# Data about app and page elements:

----

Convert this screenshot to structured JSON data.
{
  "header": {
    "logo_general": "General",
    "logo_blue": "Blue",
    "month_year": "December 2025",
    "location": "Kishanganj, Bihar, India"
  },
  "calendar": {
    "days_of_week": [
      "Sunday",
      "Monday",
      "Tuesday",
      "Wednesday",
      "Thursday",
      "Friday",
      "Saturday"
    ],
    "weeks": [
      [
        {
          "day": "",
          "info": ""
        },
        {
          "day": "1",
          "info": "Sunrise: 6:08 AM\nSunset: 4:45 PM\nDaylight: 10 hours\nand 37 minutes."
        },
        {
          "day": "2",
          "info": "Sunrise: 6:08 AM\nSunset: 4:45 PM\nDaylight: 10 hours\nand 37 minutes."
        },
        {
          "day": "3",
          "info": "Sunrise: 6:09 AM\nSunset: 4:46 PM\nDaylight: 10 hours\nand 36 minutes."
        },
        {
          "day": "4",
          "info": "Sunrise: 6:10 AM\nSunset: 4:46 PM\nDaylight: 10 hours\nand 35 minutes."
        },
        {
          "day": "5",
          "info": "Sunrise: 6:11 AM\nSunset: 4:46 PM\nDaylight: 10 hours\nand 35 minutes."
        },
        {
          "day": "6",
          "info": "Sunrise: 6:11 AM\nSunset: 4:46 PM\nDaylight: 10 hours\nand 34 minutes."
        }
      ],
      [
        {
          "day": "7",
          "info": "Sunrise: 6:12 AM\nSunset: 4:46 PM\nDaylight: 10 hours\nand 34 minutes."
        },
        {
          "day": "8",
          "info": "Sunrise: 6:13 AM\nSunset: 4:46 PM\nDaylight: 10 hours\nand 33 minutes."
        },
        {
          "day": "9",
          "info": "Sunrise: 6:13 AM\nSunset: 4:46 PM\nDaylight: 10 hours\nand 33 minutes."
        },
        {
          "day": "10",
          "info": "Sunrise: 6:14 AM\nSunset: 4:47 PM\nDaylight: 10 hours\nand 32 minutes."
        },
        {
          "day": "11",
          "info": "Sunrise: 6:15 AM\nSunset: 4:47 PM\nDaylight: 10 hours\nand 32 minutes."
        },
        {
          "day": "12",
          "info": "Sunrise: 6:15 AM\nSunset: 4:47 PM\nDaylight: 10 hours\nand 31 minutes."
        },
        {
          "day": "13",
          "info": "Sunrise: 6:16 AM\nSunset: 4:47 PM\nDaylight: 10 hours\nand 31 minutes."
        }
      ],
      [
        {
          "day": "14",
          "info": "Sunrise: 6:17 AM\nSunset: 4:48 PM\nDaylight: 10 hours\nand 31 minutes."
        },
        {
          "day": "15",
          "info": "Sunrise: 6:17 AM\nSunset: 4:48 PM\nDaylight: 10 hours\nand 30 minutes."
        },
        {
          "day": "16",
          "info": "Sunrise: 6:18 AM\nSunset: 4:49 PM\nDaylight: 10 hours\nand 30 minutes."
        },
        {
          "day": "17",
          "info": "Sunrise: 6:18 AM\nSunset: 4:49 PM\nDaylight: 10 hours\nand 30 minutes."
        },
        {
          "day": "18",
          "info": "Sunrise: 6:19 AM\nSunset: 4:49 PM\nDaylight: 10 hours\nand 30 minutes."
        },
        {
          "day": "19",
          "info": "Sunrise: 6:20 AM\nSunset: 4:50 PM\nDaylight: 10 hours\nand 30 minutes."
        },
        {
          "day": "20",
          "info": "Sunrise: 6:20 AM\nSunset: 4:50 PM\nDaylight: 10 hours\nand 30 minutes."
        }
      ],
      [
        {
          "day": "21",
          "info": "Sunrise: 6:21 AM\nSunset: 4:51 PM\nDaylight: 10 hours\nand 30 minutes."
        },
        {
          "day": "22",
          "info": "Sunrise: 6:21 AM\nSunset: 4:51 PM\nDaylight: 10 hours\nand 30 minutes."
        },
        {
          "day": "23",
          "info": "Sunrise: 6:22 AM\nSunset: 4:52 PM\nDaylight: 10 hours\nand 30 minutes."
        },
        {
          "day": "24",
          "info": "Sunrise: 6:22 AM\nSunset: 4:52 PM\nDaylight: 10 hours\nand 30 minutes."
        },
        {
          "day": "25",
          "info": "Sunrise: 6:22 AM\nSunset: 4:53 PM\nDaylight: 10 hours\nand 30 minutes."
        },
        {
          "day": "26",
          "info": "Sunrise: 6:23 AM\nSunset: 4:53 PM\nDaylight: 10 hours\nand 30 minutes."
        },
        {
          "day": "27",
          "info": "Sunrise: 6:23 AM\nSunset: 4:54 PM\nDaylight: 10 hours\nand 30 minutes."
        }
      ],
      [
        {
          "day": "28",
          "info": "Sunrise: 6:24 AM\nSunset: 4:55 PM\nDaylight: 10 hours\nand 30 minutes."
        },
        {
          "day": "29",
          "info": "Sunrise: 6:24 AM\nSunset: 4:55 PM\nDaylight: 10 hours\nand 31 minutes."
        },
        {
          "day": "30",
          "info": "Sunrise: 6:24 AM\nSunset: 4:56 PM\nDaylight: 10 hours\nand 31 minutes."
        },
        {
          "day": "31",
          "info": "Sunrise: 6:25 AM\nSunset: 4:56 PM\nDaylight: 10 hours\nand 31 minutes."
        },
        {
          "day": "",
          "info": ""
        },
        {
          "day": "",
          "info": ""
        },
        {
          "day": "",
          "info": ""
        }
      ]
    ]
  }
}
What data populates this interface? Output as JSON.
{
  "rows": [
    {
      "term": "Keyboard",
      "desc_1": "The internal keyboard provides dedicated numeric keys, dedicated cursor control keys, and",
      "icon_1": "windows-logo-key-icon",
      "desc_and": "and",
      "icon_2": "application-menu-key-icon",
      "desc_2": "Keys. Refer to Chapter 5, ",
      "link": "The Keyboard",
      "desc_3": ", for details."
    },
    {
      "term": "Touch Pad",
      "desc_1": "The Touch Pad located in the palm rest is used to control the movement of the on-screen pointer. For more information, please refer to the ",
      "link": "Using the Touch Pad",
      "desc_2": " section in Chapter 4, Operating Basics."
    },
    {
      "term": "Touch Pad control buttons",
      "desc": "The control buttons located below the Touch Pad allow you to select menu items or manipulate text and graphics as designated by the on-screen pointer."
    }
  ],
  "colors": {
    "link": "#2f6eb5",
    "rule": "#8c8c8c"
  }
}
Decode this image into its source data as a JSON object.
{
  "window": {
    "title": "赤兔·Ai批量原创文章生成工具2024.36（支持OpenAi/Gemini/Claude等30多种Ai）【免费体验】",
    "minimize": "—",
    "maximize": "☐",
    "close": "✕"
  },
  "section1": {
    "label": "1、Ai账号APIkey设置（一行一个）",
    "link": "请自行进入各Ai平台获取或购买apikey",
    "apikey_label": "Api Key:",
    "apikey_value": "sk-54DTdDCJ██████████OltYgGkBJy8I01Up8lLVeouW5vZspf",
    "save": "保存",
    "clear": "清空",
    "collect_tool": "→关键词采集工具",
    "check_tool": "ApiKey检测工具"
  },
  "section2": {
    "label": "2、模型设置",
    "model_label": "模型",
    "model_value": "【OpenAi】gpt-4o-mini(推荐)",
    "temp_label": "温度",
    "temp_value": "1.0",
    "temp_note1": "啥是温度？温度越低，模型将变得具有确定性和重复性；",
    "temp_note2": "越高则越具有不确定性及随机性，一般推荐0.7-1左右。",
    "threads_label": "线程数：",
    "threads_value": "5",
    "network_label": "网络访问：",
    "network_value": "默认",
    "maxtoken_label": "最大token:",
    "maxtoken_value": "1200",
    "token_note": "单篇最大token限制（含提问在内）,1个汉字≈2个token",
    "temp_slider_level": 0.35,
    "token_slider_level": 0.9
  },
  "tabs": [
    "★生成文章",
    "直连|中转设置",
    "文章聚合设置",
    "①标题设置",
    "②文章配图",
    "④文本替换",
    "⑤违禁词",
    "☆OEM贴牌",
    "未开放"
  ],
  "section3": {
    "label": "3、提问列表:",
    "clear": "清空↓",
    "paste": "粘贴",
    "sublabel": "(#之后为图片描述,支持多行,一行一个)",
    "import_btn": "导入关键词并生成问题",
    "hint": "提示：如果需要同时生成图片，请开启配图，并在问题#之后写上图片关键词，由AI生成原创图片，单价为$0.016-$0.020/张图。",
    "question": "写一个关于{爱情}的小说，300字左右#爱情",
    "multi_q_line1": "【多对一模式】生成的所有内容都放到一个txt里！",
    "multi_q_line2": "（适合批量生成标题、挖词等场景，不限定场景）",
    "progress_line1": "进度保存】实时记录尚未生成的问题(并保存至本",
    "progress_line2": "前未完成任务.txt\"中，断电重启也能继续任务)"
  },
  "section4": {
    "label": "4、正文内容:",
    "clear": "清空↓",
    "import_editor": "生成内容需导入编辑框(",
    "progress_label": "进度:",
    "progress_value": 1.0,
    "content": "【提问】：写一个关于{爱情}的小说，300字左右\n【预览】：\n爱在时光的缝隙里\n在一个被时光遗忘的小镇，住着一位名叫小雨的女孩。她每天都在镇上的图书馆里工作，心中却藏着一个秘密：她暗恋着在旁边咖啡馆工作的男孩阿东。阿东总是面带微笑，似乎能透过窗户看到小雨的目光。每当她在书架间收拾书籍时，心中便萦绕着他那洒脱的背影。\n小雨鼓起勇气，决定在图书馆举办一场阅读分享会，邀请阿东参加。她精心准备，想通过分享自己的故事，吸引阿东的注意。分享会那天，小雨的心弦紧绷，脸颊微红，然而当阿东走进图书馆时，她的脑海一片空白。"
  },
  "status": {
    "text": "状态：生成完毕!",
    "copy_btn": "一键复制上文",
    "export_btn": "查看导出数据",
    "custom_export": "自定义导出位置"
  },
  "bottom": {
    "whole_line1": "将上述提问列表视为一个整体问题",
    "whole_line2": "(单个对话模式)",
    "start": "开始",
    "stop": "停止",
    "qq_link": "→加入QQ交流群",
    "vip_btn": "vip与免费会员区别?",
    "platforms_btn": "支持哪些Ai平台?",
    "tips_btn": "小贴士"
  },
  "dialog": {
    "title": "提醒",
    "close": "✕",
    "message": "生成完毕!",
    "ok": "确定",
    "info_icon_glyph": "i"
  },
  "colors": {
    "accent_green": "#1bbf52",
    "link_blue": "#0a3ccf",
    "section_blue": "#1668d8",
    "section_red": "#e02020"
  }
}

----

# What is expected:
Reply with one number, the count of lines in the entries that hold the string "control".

# Written response:
4